You've no doubt read the headlines this morning after another disappointing U.S. Ryder Cup loss:
"Mickelson Unloads on Watson"
"Phil Mickelson, Tom Watson Feud"
"Phil Mickelson Was Wrong to Rip Tom Watson"
How about this: "Phil Asked a Probing Question, Gives Honest Answer"? Because that's what happened.
In an era when whitebread golfers give politically correct, pablum-flavored non-answers, Mickelson's candor concerning what constitutes effective Ryder Cup leadership was refreshing. If the U.S. is ever going to win back the Cup, Watson's failed captaincy needs to be dissected and important lessons extracted.
Mickelson was on the last U.S. team to win the Cup — the underdog 2008 team that posted a stunning win under Paul Azinger at Valhalla — and in yesterday's presser, he was asked what worked that year. What followed has been framed as a scathing condemnation of Watson; in actuality, it was a reasoned assessment of what has worked and what hasn't, from a guy who should know.
Here's the transcript of the offending remarks:

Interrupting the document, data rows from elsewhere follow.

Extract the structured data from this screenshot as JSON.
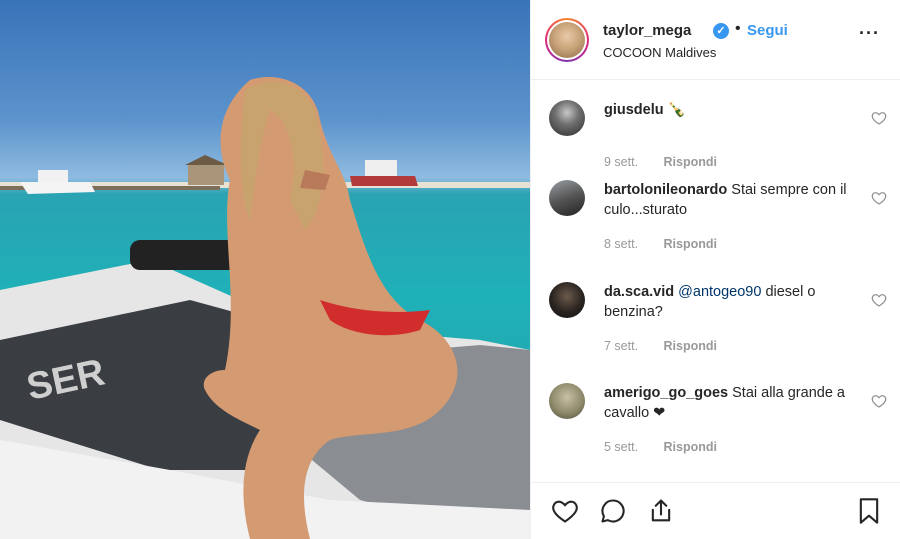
{
  "post": {
    "username": "taylor_mega",
    "follow_label": "Segui",
    "location": "COCOON Maldives",
    "separator": "•"
  },
  "comments": [
    {
      "user": "giusdelu",
      "text": "🍾",
      "mention": "",
      "time": "9 sett.",
      "reply": "Rispondi"
    },
    {
      "user": "bartolonileonardo",
      "text": "Stai sempre con il culo...sturato",
      "mention": "",
      "time": "8 sett.",
      "reply": "Rispondi"
    },
    {
      "user": "da.sca.vid",
      "mention": "@antogeo90",
      "text": "diesel o benzina?",
      "time": "7 sett.",
      "reply": "Rispondi"
    },
    {
      "user": "amerigo_go_goes",
      "text": "Stai alla grande a cavallo ❤",
      "mention": "",
      "time": "5 sett.",
      "reply": "Rispondi"
    }
  ],
  "icons": {
    "like": "heart-icon",
    "comment": "comment-icon",
    "share": "share-icon",
    "save": "bookmark-icon",
    "options": "more-options-icon",
    "verified": "verified-badge-icon"
  },
  "colors": {
    "accent": "#3897f0",
    "text": "#262626",
    "muted": "#999999"
  }
}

Q. Anyone that was on the team at Valhalla, can you put your finger on what worked in 2008 and what hasn't worked since?
Mickelson: There were two things that allow us to play our best I think that Paul Azinger did, and one was he got everybody invested in the process. He got everybody invested in who they were going to play with, who the picks were going to be, who was going to be in their pod, who -- when they would play, and they had a great leader for each pod. In my case, we had Ray Floyd, and we hung out together and we were all invested in each other's play. We were invested in picking Hunter that week; Anthony Kim and myself and Justin were in a pod, and we were involved on having Hunter be our guy to fill our pod. So we were invested in the process. And the other thing that Paul did really well was he had a great game plan for us, you know, how we were going to go about doing this. How we were going to go about playing together; golf ball, format, what we were going to do, if so-and-so is playing well, if so-and-so is not playing well, we had a real game plan. Those two things helped us bring out our best golf. And I think that, you know, we all do the best that we can and we're all trying our hardest, and I'm just looking back at what gave us the most success. Because we use that same process in The Presidents Cup and we do really well. Unfortunately, we have strayed from a winning formula in 2008 for the last three Ryder Cups, and we need to consider maybe getting back to that formula that helped us play our best.
Q. That felt like a pretty brutal destruction of the leadership that's gone on this week.
Mickelson: Oh, I'm sorry you're taking it that way. I'm just talking about what Paul Azinger did to help us play our best. It's certainly -- I don't understand why you would take it that way. You asked me what I thought we should do going toward to bring our best golf out and I go back to when we played our best golf and try to replicate that formula.
Q. That didn't happen this week?
Mickelson: Uh (pausing) no. No, nobody here was in any decision. So, no.
Pardon me for not thinking of that as some sick burn of Watson, whose decision-making and demeanor were clearly questionable even to the most casual observer.
With momentum in hand on Friday, Watson benched the red-hot duo of Jordan Spieth and Patrick Reed for afternoon foursomes. On Saturday, the captain kept Mickelson and partner Keegan Bradley sidelined all day, despite Lefty's text pleadings that Watson later leaked to the press.
Watson was also quick to deride the players for their failures, and while it's true that the captain doesn't hit a shot, an effective leader deflects blame from players and absorbs the arrows himself.
Mickelson, who went 2-1 at this Ryder Cup and won his singles match against local hero Stephen Gallacher, could be forgiven for a little frustration. And while it was indelicate of him to criticize Watson while sharing the dais with him, that doesn't negate the accuracy of his statements.
Mickelson has earned his stature in the game. He has 42 PGA Tour wins — four more than Watson — and his five majors have come during an era when Tiger Woods has gobbled up major wins like Lefty gobbles In-N-Out burgers. Watson, on the other hand, had his major ascendancy during Jack Nicklaus' twilight years. Mickelson has earned his way onto every Ryder Cup team since 1995 on merits, without a captain's pick in the bunch. Granted, he hasn't always played well, but he's certainly not alone in that fact. Mickelson's all-time Ryder Cup match record of 16-19-6 looks mediocre on its face, but it outshines Woods' record of 13-17-3 and is merely symptomatic of American futility in the event. For comparison's sake, Jim Furyk, whose Cup experience coincides with much of Phil's, has a 10-20-4 ledger.
I'm as big a Watson fan as anyone — his run at the 2009 British Open was one of the most thrilling performances in the game's history — but his captaincy was clearly a disaster. The forum might have made Mickelson's observations a little awkward and hard to digest, but he wasn't wrong.